All lines in the material below that contain "metadata" should be located and copied.

.....

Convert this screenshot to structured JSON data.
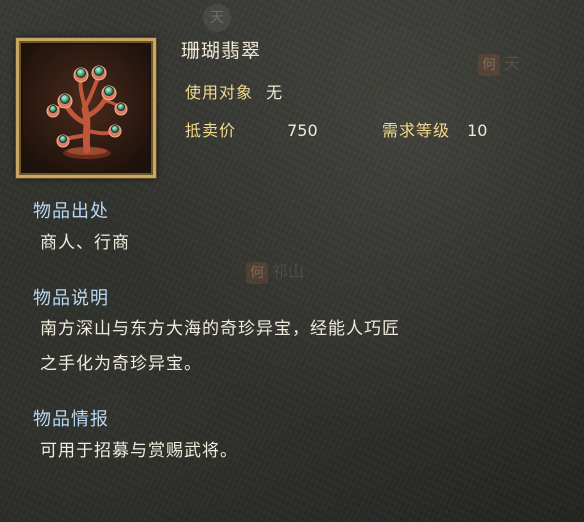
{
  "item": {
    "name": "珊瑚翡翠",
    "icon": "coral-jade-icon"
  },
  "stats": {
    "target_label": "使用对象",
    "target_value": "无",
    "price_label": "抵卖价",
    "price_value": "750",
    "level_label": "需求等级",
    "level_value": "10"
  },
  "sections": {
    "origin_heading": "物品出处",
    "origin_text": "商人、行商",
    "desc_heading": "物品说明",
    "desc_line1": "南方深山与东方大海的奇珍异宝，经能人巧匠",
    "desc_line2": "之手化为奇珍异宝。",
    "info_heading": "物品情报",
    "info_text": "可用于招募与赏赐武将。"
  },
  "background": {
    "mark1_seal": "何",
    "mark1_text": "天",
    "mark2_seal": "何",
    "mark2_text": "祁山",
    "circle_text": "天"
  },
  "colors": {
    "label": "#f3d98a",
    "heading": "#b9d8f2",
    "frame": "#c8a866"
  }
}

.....

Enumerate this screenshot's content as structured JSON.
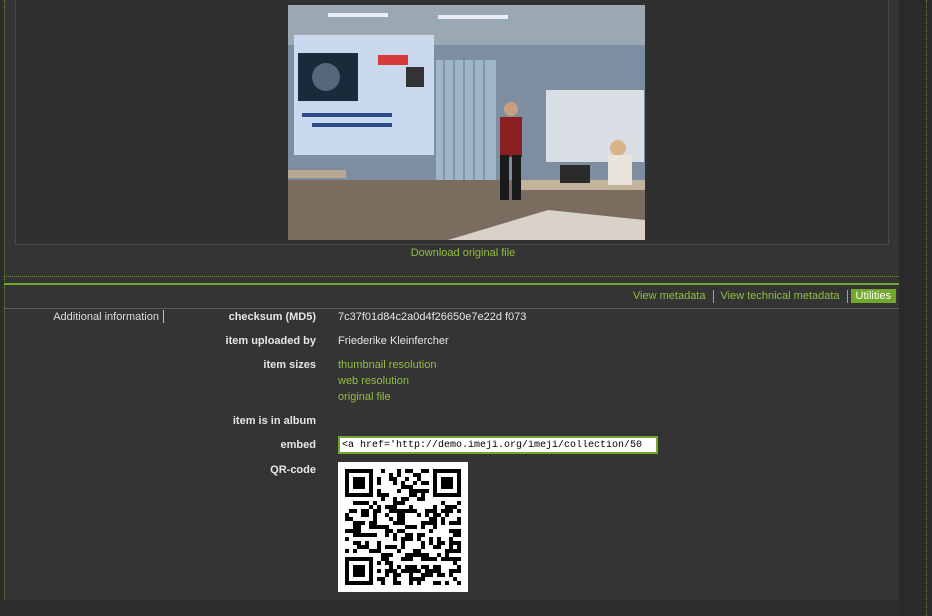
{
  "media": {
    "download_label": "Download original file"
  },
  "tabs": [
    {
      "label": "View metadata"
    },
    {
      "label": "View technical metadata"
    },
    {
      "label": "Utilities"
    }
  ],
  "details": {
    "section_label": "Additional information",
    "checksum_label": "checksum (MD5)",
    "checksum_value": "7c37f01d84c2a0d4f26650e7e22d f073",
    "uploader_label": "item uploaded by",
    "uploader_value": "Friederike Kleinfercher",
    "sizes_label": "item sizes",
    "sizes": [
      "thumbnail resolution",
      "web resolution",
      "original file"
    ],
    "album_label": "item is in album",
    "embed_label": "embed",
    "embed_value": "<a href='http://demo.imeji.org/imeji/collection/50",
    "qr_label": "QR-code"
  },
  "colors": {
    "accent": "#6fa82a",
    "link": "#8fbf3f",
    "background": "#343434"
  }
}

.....

- **Written solution**:
      "label": "View metadata"
      "label": "View technical metadata"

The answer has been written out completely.